* _Work to be completed_: Look through the records that follow and state how many lines hold the word "Selecione", without adding anything.

[App and web page records]

__________

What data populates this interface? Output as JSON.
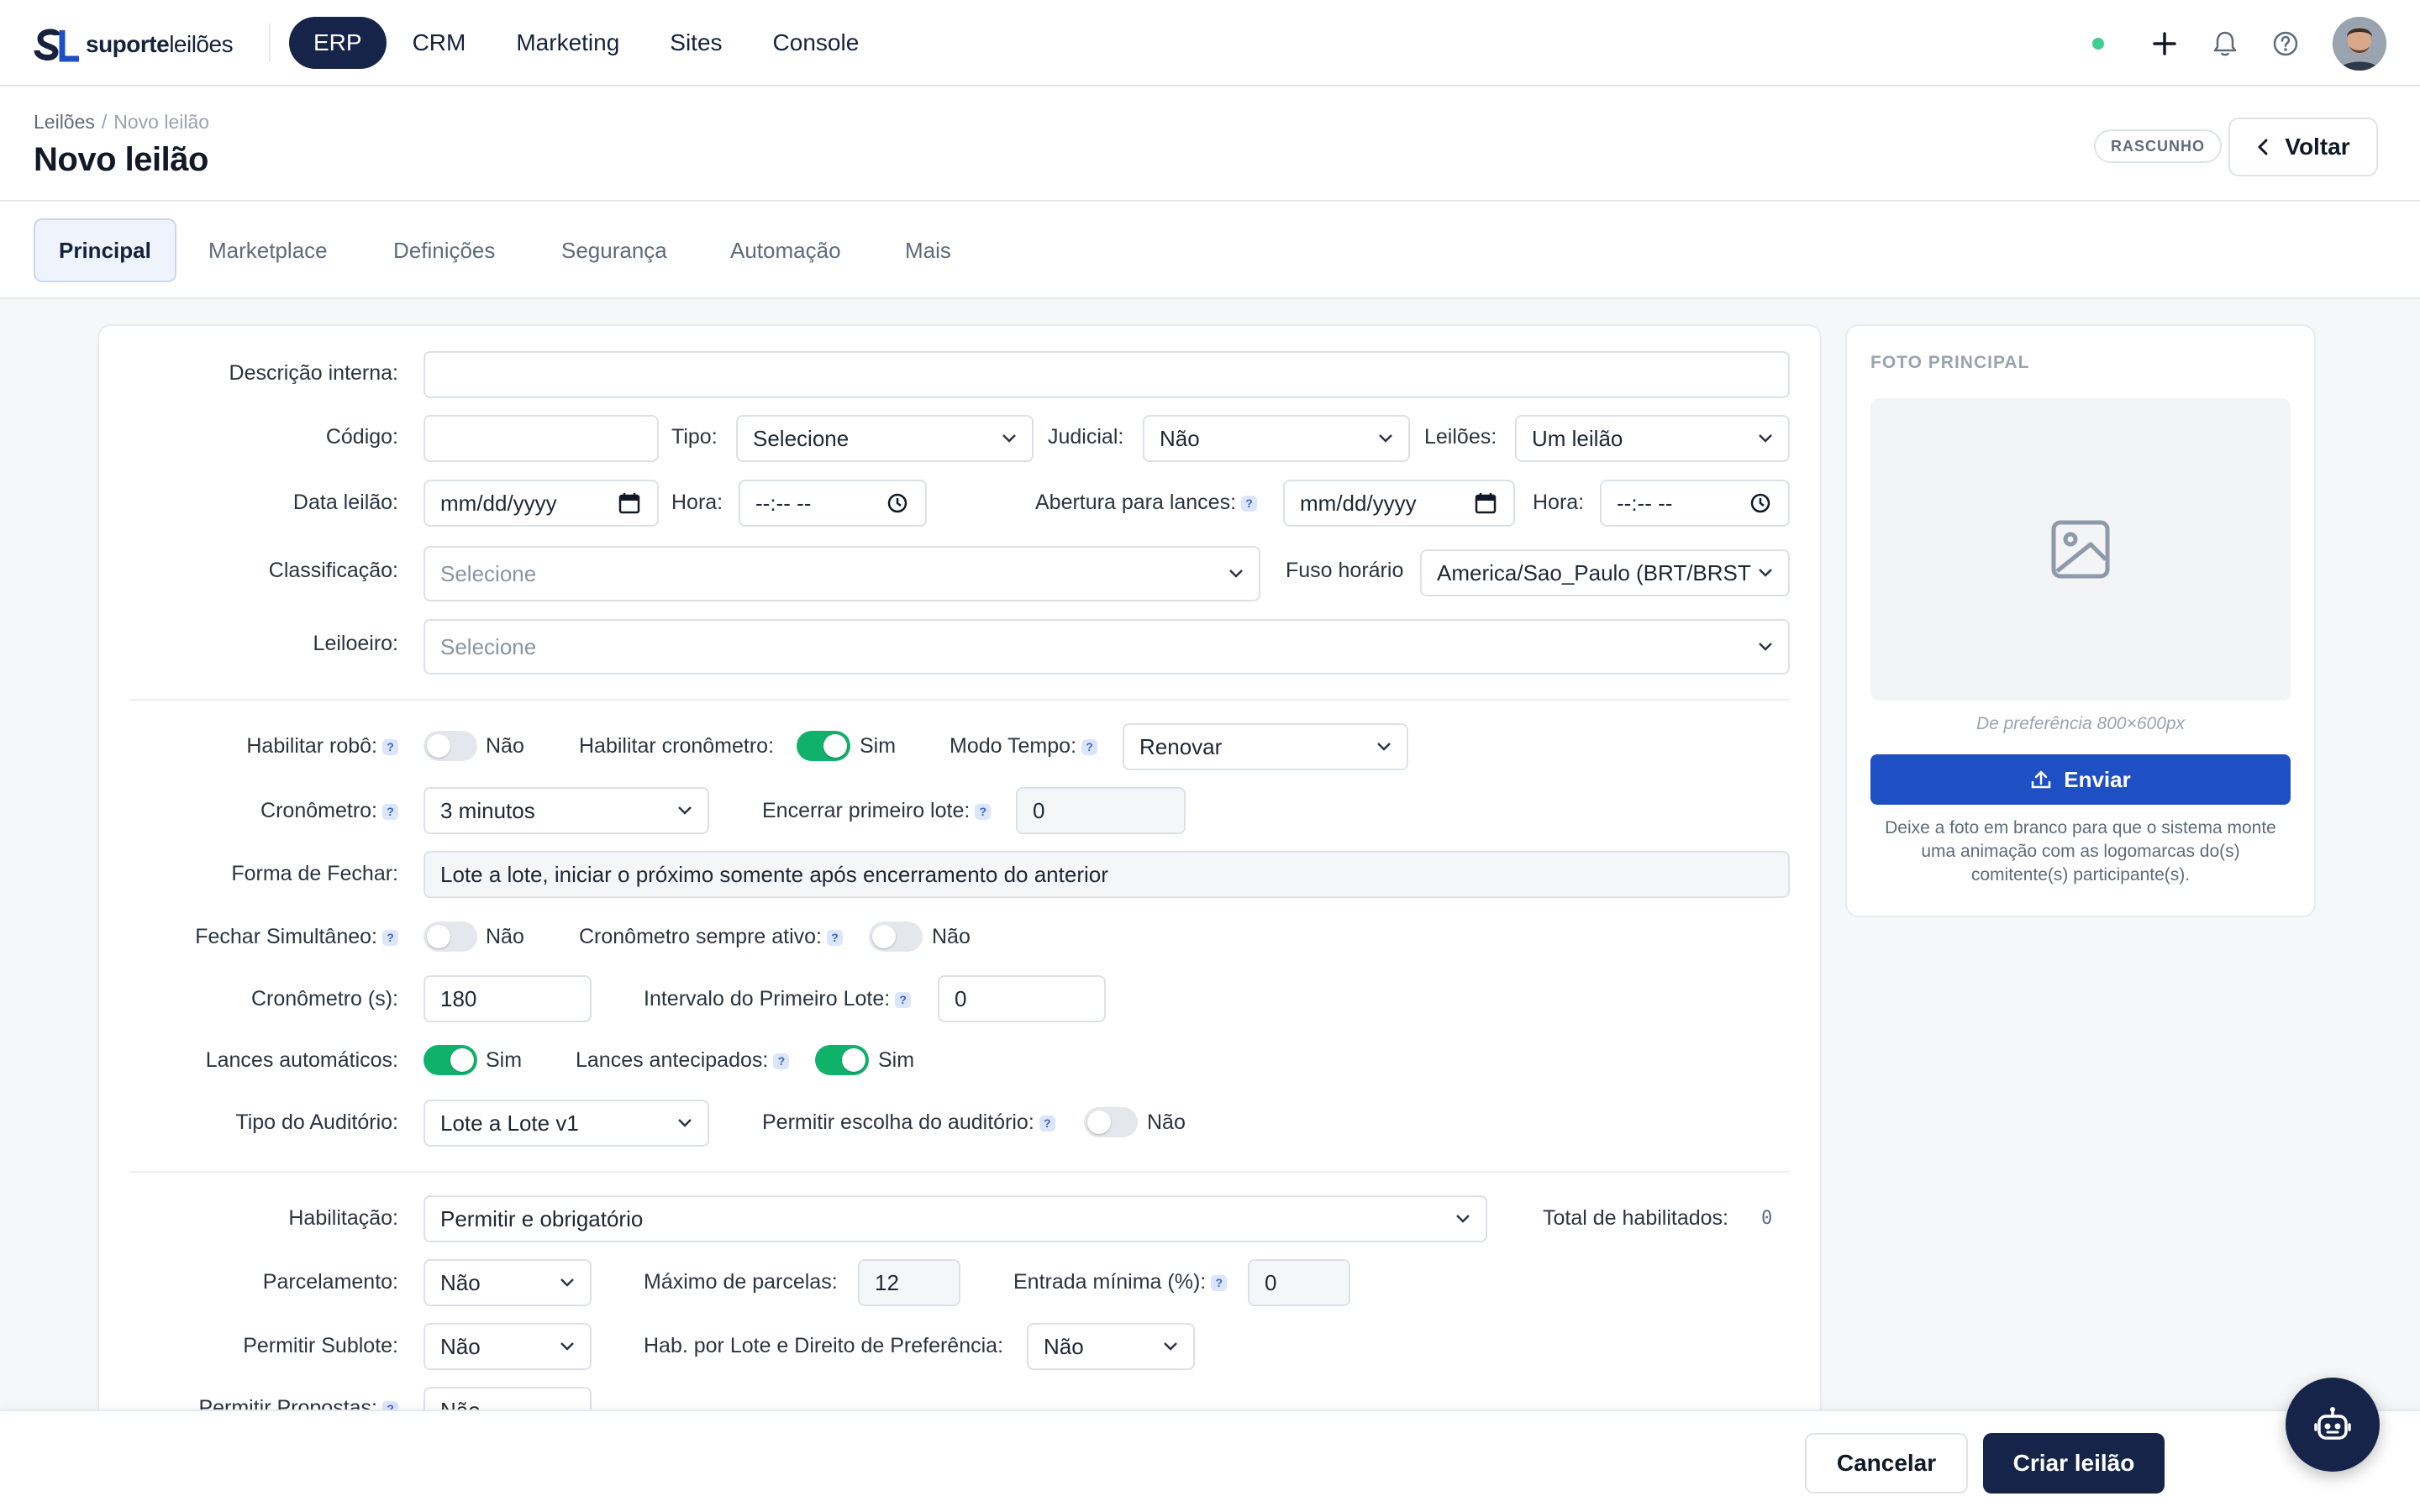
{
  "brand": {
    "logo_mark": "SL",
    "logo_bold": "suporte",
    "logo_light": "leilões"
  },
  "nav": {
    "items": [
      {
        "label": "ERP"
      },
      {
        "label": "CRM"
      },
      {
        "label": "Marketing"
      },
      {
        "label": "Sites"
      },
      {
        "label": "Console"
      }
    ],
    "active": "ERP"
  },
  "topbar": {
    "icons": [
      "status-dot",
      "plus-icon",
      "bell-icon",
      "help-icon",
      "avatar"
    ]
  },
  "header": {
    "breadcrumb": {
      "parent": "Leilões",
      "separator": "/",
      "current": "Novo leilão"
    },
    "title": "Novo leilão",
    "badge": "RASCUNHO",
    "back_label": "Voltar"
  },
  "tabs": [
    "Principal",
    "Marketplace",
    "Definições",
    "Segurança",
    "Automação",
    "Mais"
  ],
  "form": {
    "descricao_label": "Descrição interna:",
    "descricao_value": "",
    "codigo_label": "Código:",
    "codigo_value": "",
    "tipo_label": "Tipo:",
    "tipo_value": "Selecione",
    "judicial_label": "Judicial:",
    "judicial_value": "Não",
    "leiloes_label": "Leilões:",
    "leiloes_value": "Um leilão",
    "data_label": "Data leilão:",
    "data_value": "mm/dd/yyyy",
    "hora_label": "Hora:",
    "hora_value": "--:-- --",
    "abertura_label": "Abertura para lances:",
    "abertura_value": "mm/dd/yyyy",
    "hora2_label": "Hora:",
    "hora2_value": "--:-- --",
    "classificacao_label": "Classificação:",
    "classificacao_value": "Selecione",
    "fuso_label": "Fuso horário",
    "fuso_value": "America/Sao_Paulo (BRT/BRST",
    "leiloeiro_label": "Leiloeiro:",
    "leiloeiro_value": "Selecione",
    "robo_label": "Habilitar robô:",
    "robo_value": "Não",
    "cronometro_hab_label": "Habilitar cronômetro:",
    "cronometro_hab_value": "Sim",
    "modo_tempo_label": "Modo Tempo:",
    "modo_tempo_value": "Renovar",
    "cronometro_label": "Cronômetro:",
    "cronometro_value": "3 minutos",
    "encerrar_label": "Encerrar primeiro lote:",
    "encerrar_value": "0",
    "forma_label": "Forma de Fechar:",
    "forma_value": "Lote a lote, iniciar o próximo somente após encerramento do anterior",
    "fechar_sim_label": "Fechar Simultâneo:",
    "fechar_sim_value": "Não",
    "crono_ativo_label": "Cronômetro sempre ativo:",
    "crono_ativo_value": "Não",
    "crono_s_label": "Cronômetro (s):",
    "crono_s_value": "180",
    "intervalo_label": "Intervalo do Primeiro Lote:",
    "intervalo_value": "0",
    "lances_auto_label": "Lances automáticos:",
    "lances_auto_value": "Sim",
    "lances_ant_label": "Lances antecipados:",
    "lances_ant_value": "Sim",
    "auditorio_label": "Tipo do Auditório:",
    "auditorio_value": "Lote a Lote v1",
    "permitir_aud_label": "Permitir escolha do auditório:",
    "permitir_aud_value": "Não",
    "habilitacao_label": "Habilitação:",
    "habilitacao_value": "Permitir e obrigatório",
    "total_hab_label": "Total de habilitados:",
    "total_hab_value": "0",
    "parcelamento_label": "Parcelamento:",
    "parcelamento_value": "Não",
    "max_parcelas_label": "Máximo de parcelas:",
    "max_parcelas_value": "12",
    "entrada_label": "Entrada mínima (%):",
    "entrada_value": "0",
    "sublote_label": "Permitir Sublote:",
    "sublote_value": "Não",
    "hab_lote_label": "Hab. por Lote e Direito de Preferência:",
    "hab_lote_value": "Não",
    "propostas_label": "Permitir Propostas:",
    "propostas_value": "Não",
    "help_mark": "?"
  },
  "side": {
    "title": "FOTO PRINCIPAL",
    "hint": "De preferência 800×600px",
    "send_label": "Enviar",
    "note": "Deixe a foto em branco para que o sistema monte uma animação com as logomarcas do(s) comitente(s) participante(s)."
  },
  "footer": {
    "cancel_label": "Cancelar",
    "create_label": "Criar leilão"
  },
  "colors": {
    "primary": "#172449",
    "accent_blue": "#1f4fc5",
    "toggle_on": "#10b26b"
  }
}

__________

* _Response for this exercise_: 3